(App and web page records)
--*--
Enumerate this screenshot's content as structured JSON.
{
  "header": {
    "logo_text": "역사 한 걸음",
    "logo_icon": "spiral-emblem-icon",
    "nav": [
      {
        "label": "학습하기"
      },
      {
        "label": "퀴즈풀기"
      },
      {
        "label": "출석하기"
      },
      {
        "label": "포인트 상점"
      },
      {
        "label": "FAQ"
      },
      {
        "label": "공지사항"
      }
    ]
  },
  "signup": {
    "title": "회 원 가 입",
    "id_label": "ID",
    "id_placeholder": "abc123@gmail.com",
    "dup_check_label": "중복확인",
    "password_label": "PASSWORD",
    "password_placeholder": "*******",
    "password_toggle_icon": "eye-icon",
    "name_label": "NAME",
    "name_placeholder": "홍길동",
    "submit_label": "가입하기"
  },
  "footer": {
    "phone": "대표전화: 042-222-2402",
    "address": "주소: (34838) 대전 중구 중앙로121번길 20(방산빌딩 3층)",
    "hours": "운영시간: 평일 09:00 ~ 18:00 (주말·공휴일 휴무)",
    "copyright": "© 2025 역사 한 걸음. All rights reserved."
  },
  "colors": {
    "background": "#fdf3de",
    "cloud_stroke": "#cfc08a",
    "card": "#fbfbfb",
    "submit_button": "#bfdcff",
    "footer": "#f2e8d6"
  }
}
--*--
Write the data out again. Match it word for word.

Enumerate this screenshot's content as structured JSON.
{
  "header": {
    "logo_text": "역사 한 걸음",
    "logo_icon": "spiral-emblem-icon",
    "nav": [
      {
        "label": "학습하기"
      },
      {
        "label": "퀴즈풀기"
      },
      {
        "label": "출석하기"
      },
      {
        "label": "포인트 상점"
      },
      {
        "label": "FAQ"
      },
      {
        "label": "공지사항"
      }
    ]
  },
  "signup": {
    "title": "회 원 가 입",
    "id_label": "ID",
    "id_placeholder": "abc123@gmail.com",
    "dup_check_label": "중복확인",
    "password_label": "PASSWORD",
    "password_placeholder": "*******",
    "password_toggle_icon": "eye-icon",
    "name_label": "NAME",
    "name_placeholder": "홍길동",
    "submit_label": "가입하기"
  },
  "footer": {
    "phone": "대표전화: 042-222-2402",
    "address": "주소: (34838) 대전 중구 중앙로121번길 20(방산빌딩 3층)",
    "hours": "운영시간: 평일 09:00 ~ 18:00 (주말·공휴일 휴무)",
    "copyright": "© 2025 역사 한 걸음. All rights reserved."
  },
  "colors": {
    "background": "#fdf3de",
    "cloud_stroke": "#cfc08a",
    "card": "#fbfbfb",
    "submit_button": "#bfdcff",
    "footer": "#f2e8d6"
  }
}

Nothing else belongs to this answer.